As part of the historic and unprecedented sanctions levied on the Penn State football program last summer, the Nittany Lions were stripped of dozens of scholarships over a period of four years by the NCAA. The cap on the total number of scholarship players during that four-year period was set at 65 — the FBS maximum is 85 — which down the road will prove to be the most damaging of punitive measures that included a $60 million fine and four-year bowl ban.
With that in mind, a pair of Pennsylvania lawmakers are calling on the NCAA to restore those scholarships to the football program.
In a letter sent Monday to president Mark Emmert, Reps. Richard Dent and Glenn Thompson claimed that, the Associated Press writes, “taking away up to 40 scholarships harmed players who had nothing to do with the scandal.” Furthermore, “Dent and Thompson wrote that denying student-athletes access to higher education does nothing to account for Sandusky’s crimes.”
This development is the latest from state officials looking to have the sanctions either eased or outright tossed completely. In early January, Pa. Governor Tom Corbett announced that an antitrust lawsuit had been filed against the NCAA in an effort to have all sanctions reversed.
“The NCAA and [president] Mark Emmert seized upon the opportunity for publicity for their own benefit,” Corbett said at the time. “These sanctions are an attack on past, present and future students of Penn State, the citizens of our commonwealth and our economy.”
Saying they were “disappointed by the Governor’s action,” the NCAA has previously shown no willingness to even discuss a reduction in Penn State’s penalties.

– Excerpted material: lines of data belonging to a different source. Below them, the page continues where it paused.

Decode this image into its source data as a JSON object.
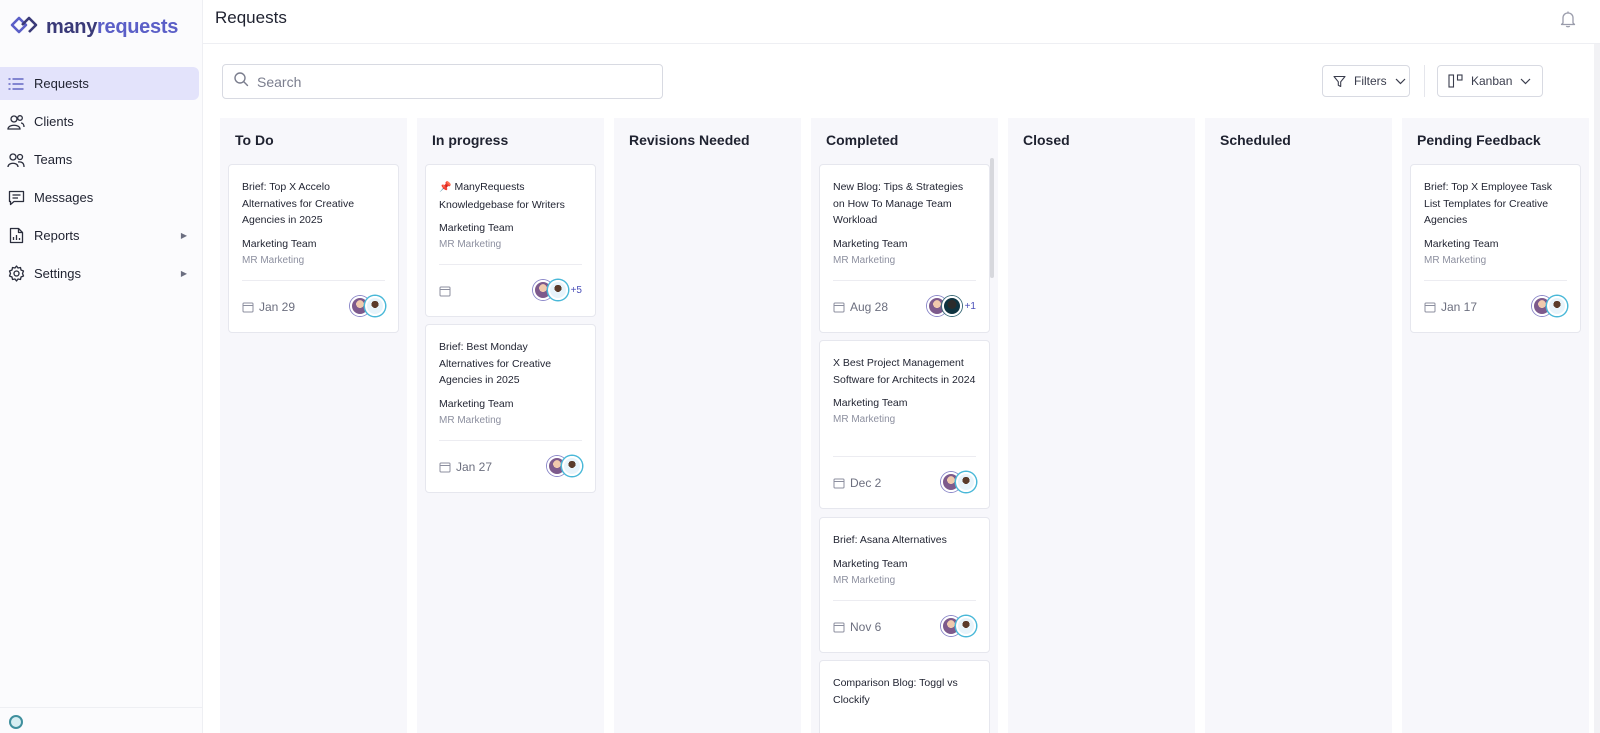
{
  "app": {
    "logo_part1": "many",
    "logo_part2": "requests",
    "page_title": "Requests"
  },
  "sidebar": {
    "items": [
      {
        "label": "Requests",
        "icon": "list-icon",
        "active": true
      },
      {
        "label": "Clients",
        "icon": "users-icon"
      },
      {
        "label": "Teams",
        "icon": "team-icon"
      },
      {
        "label": "Messages",
        "icon": "chat-icon"
      },
      {
        "label": "Reports",
        "icon": "report-icon",
        "submenu": true
      },
      {
        "label": "Settings",
        "icon": "gear-icon",
        "submenu": true
      }
    ]
  },
  "toolbar": {
    "search_placeholder": "Search",
    "filters_label": "Filters",
    "view_label": "Kanban"
  },
  "board": {
    "columns": [
      {
        "title": "To Do",
        "cards": [
          {
            "title": "Brief: Top X Accelo Alternatives for Creative Agencies in 2025",
            "team": "Marketing Team",
            "client": "MR Marketing",
            "date": "Jan 29"
          }
        ]
      },
      {
        "title": "In progress",
        "cards": [
          {
            "title": "ManyRequests Knowledgebase for Writers",
            "pinned": true,
            "team": "Marketing Team",
            "client": "MR Marketing",
            "date": "",
            "more": "+5"
          },
          {
            "title": "Brief: Best Monday Alternatives for Creative Agencies in 2025",
            "team": "Marketing Team",
            "client": "MR Marketing",
            "date": "Jan 27"
          }
        ]
      },
      {
        "title": "Revisions Needed",
        "cards": []
      },
      {
        "title": "Completed",
        "cards": [
          {
            "title": "New Blog: Tips & Strategies on How To Manage Team Workload",
            "team": "Marketing Team",
            "client": "MR Marketing",
            "date": "Aug 28",
            "more": "+1"
          },
          {
            "title": "X Best Project Management Software for Architects in 2024",
            "team": "Marketing Team",
            "client": "MR Marketing",
            "date": "Dec 2"
          },
          {
            "title": "Brief: Asana Alternatives",
            "team": "Marketing Team",
            "client": "MR Marketing",
            "date": "Nov 6"
          },
          {
            "title": "Comparison Blog: Toggl vs Clockify"
          }
        ]
      },
      {
        "title": "Closed",
        "cards": []
      },
      {
        "title": "Scheduled",
        "cards": []
      },
      {
        "title": "Pending Feedback",
        "cards": [
          {
            "title": "Brief: Top X Employee Task List Templates for Creative Agencies",
            "team": "Marketing Team",
            "client": "MR Marketing",
            "date": "Jan 17"
          }
        ]
      }
    ]
  },
  "colors": {
    "accent": "#5b5fc7",
    "active_nav": "#e3e3fb",
    "column_bg": "#f7f7fb"
  }
}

However, that could change given one recent development. In the middle of last week, Emmert took the unheard of step of publicly acknowledging that the NCAA had “uncovered an issue of improper conduct within its enforcement program that occurred during the University of Miami investigation.”
That led some to opine that the NCAA may be open to “discussing” the action taken against Penn State in order to avoid further embarrassment in a federal court. Whether that will ultimately be the case remains to be seen.